== Segment start ==

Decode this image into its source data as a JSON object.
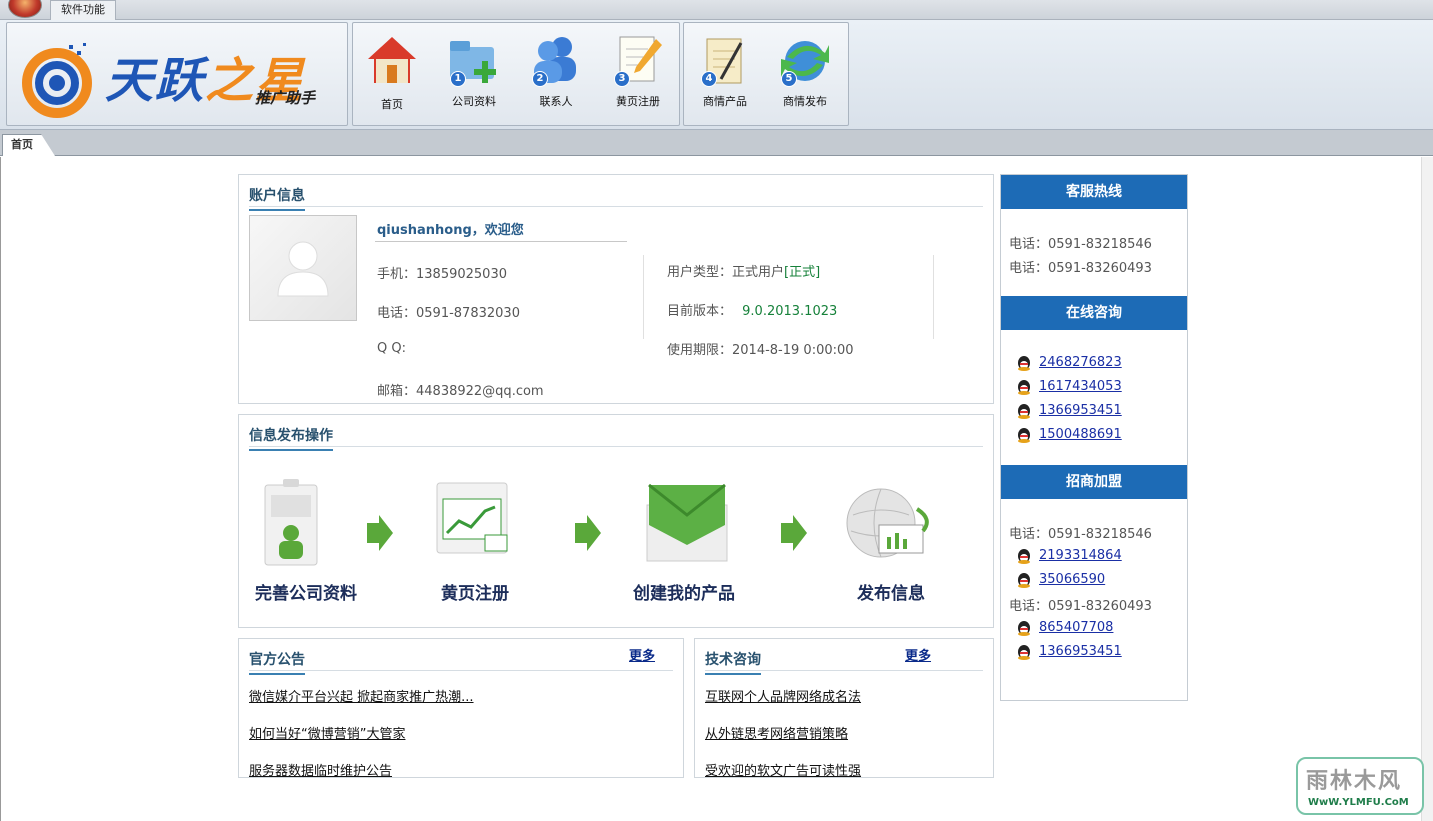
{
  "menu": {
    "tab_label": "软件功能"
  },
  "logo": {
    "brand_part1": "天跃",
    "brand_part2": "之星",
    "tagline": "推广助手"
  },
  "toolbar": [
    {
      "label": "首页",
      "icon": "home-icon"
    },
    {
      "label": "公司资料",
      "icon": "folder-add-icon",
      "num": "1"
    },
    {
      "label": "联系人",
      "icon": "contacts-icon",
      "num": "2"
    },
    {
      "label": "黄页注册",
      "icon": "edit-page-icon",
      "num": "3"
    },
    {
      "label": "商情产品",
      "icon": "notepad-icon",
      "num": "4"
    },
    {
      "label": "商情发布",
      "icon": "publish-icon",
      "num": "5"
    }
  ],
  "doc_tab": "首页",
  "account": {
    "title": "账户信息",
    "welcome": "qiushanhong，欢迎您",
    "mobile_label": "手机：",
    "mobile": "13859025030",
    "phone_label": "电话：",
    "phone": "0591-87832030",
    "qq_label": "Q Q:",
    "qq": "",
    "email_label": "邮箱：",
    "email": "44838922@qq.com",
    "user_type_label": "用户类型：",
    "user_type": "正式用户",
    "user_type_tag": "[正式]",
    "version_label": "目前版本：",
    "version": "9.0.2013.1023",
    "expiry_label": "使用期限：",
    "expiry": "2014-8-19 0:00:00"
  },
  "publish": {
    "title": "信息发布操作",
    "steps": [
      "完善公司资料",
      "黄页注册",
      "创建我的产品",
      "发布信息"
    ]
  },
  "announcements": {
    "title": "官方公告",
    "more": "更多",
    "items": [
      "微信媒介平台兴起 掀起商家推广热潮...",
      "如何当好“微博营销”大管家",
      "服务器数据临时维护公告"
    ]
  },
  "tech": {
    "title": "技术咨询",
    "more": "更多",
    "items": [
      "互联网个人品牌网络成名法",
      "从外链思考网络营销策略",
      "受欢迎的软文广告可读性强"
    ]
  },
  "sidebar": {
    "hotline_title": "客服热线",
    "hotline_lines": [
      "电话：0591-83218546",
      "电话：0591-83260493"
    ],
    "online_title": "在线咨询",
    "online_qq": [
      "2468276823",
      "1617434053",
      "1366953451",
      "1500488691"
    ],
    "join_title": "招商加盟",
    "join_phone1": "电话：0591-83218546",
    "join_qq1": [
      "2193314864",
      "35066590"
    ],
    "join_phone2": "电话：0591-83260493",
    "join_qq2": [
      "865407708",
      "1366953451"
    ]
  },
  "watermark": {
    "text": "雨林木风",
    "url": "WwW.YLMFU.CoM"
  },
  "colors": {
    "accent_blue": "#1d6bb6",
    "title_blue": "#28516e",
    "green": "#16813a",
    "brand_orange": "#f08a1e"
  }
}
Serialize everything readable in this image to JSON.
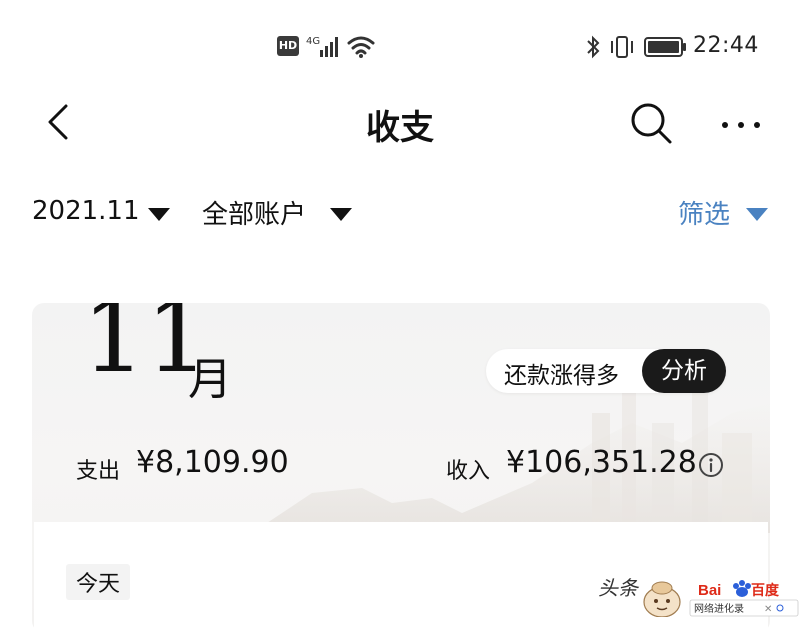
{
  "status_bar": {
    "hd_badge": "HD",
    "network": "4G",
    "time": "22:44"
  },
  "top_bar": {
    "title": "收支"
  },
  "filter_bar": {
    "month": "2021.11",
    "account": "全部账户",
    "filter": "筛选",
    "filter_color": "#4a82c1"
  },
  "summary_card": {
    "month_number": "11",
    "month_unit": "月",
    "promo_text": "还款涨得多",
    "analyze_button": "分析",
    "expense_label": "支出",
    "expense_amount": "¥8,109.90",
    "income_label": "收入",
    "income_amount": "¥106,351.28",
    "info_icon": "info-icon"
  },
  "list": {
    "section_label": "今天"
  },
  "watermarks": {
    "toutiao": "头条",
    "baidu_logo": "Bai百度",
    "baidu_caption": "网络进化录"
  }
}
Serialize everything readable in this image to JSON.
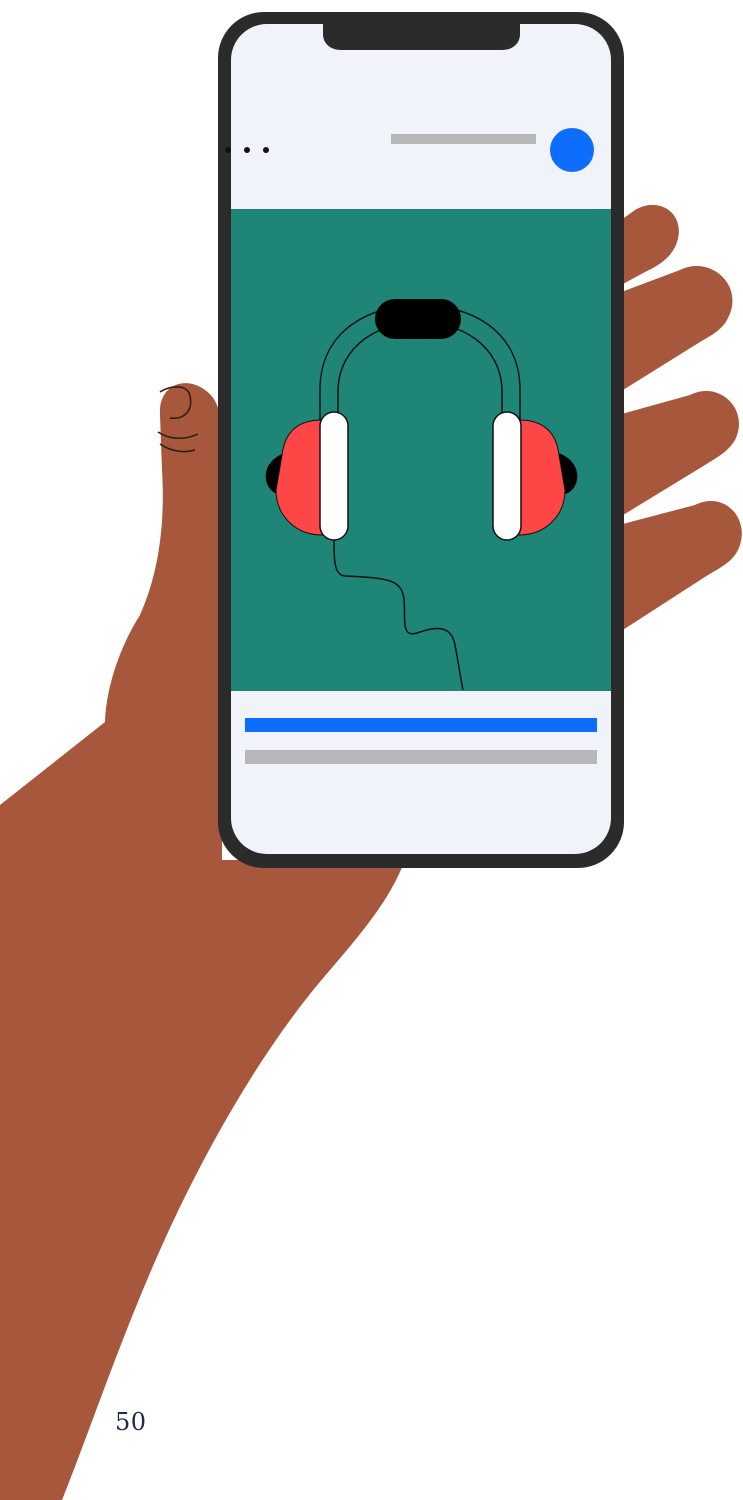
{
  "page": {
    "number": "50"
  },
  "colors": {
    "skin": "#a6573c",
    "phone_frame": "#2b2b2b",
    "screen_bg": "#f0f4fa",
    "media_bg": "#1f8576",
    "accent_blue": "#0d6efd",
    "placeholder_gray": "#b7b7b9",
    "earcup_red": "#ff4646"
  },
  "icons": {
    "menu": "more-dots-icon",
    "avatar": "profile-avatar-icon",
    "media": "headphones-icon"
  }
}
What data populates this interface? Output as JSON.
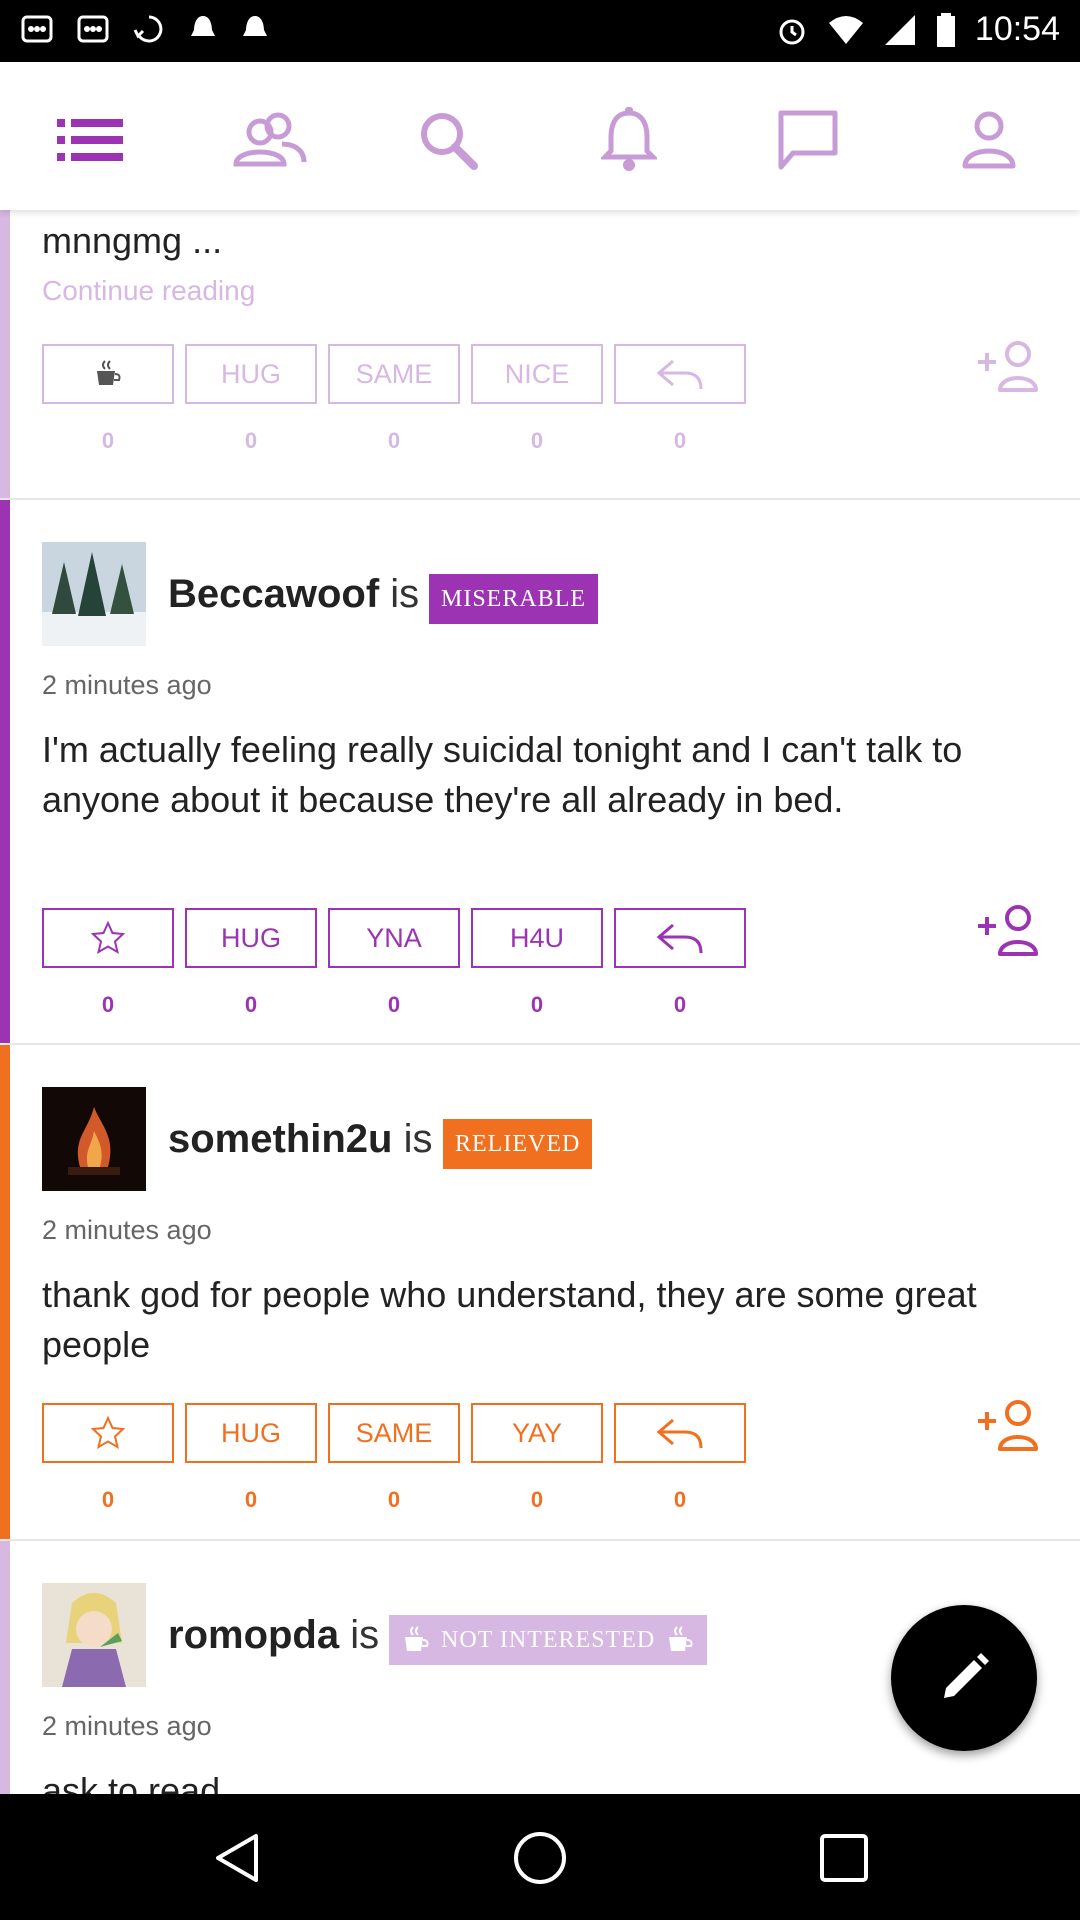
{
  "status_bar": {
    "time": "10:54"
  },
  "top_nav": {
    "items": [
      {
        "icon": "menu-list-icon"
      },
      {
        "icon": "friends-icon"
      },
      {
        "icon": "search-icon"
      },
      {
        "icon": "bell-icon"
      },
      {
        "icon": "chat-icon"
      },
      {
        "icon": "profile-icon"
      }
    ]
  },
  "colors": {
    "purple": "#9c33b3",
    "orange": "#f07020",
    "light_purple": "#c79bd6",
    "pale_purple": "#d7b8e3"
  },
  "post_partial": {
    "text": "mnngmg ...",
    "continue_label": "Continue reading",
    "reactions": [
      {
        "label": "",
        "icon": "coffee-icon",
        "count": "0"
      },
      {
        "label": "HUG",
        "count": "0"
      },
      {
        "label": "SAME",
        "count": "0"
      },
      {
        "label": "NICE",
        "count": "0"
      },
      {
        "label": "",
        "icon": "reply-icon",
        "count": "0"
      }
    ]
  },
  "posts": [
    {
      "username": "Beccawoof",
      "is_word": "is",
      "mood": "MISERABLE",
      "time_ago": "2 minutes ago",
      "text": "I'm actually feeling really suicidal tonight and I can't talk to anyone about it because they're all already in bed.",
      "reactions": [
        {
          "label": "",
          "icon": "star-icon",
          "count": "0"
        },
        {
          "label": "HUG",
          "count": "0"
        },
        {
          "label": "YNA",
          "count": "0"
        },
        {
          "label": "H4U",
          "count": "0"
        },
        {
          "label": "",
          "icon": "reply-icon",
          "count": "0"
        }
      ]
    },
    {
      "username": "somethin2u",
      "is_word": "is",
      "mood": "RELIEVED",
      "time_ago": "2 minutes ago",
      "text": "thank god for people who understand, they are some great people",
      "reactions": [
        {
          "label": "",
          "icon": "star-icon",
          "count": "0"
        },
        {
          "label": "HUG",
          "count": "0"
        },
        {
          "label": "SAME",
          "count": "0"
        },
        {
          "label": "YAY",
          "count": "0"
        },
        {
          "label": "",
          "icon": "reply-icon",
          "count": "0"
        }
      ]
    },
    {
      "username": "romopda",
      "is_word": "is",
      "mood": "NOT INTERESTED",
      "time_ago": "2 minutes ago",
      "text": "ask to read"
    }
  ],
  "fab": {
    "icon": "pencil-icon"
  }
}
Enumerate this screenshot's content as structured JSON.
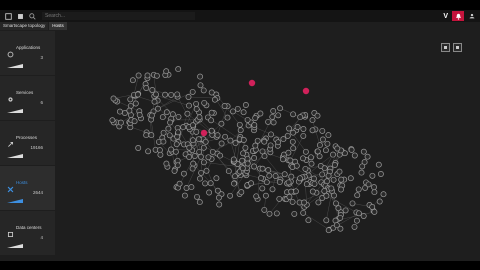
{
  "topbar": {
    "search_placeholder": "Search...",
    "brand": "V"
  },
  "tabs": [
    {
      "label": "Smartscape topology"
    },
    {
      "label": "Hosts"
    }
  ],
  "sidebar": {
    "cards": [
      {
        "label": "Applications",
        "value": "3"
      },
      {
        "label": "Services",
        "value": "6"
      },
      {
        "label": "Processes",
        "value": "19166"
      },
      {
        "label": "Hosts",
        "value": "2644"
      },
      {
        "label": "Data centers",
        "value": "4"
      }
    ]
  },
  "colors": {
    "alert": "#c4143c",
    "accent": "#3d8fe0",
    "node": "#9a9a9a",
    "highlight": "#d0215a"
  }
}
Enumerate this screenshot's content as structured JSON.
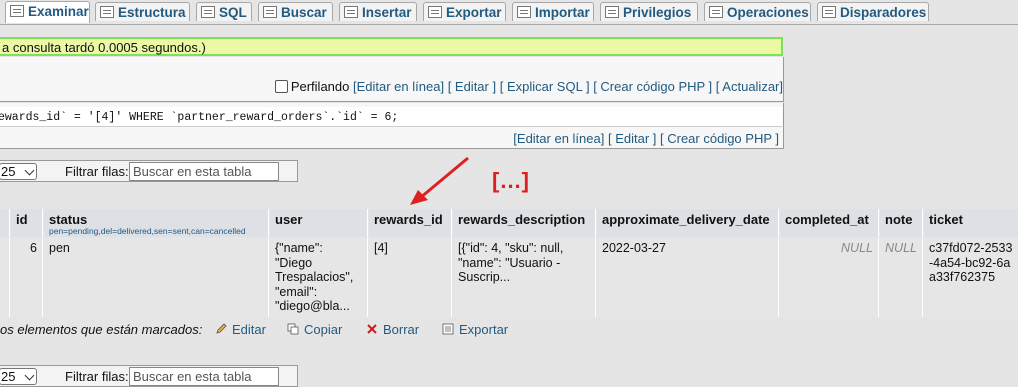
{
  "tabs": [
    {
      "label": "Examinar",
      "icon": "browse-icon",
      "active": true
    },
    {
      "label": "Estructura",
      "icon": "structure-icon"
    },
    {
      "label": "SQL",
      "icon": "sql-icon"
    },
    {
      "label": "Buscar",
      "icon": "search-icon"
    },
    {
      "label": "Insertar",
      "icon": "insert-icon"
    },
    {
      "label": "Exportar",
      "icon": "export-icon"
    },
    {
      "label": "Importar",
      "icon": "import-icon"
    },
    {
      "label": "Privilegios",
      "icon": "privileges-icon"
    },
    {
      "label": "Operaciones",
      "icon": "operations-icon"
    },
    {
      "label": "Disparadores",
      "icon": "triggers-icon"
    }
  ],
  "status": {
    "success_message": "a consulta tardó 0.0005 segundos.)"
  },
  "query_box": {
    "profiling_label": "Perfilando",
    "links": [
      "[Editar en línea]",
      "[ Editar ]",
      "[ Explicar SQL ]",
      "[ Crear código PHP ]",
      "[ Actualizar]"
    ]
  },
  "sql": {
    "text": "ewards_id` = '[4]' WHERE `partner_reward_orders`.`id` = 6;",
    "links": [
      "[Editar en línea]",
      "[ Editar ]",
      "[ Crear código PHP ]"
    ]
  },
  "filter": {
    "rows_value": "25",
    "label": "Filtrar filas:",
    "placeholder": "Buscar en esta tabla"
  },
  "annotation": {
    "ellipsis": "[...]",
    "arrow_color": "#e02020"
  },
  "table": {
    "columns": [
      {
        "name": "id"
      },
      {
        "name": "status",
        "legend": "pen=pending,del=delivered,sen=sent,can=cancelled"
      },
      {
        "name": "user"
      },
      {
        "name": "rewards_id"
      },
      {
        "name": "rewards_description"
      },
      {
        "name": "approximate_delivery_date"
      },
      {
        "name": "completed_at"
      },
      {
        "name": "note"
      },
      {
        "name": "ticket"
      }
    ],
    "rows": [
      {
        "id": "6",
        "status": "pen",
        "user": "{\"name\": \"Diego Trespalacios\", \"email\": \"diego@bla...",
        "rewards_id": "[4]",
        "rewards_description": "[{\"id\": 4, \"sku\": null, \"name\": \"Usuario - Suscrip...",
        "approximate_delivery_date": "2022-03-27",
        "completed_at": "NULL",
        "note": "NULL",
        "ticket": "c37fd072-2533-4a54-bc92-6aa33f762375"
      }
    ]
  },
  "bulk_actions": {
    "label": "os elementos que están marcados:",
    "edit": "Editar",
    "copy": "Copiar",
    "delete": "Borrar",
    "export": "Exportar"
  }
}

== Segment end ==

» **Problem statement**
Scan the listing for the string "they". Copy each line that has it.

» **Solution to this task**
      "text": "I'm actually feeling really suicidal tonight and I can't talk to anyone about it because they're all already in bed.",
      "text": "thank god for people who understand, they are some great people",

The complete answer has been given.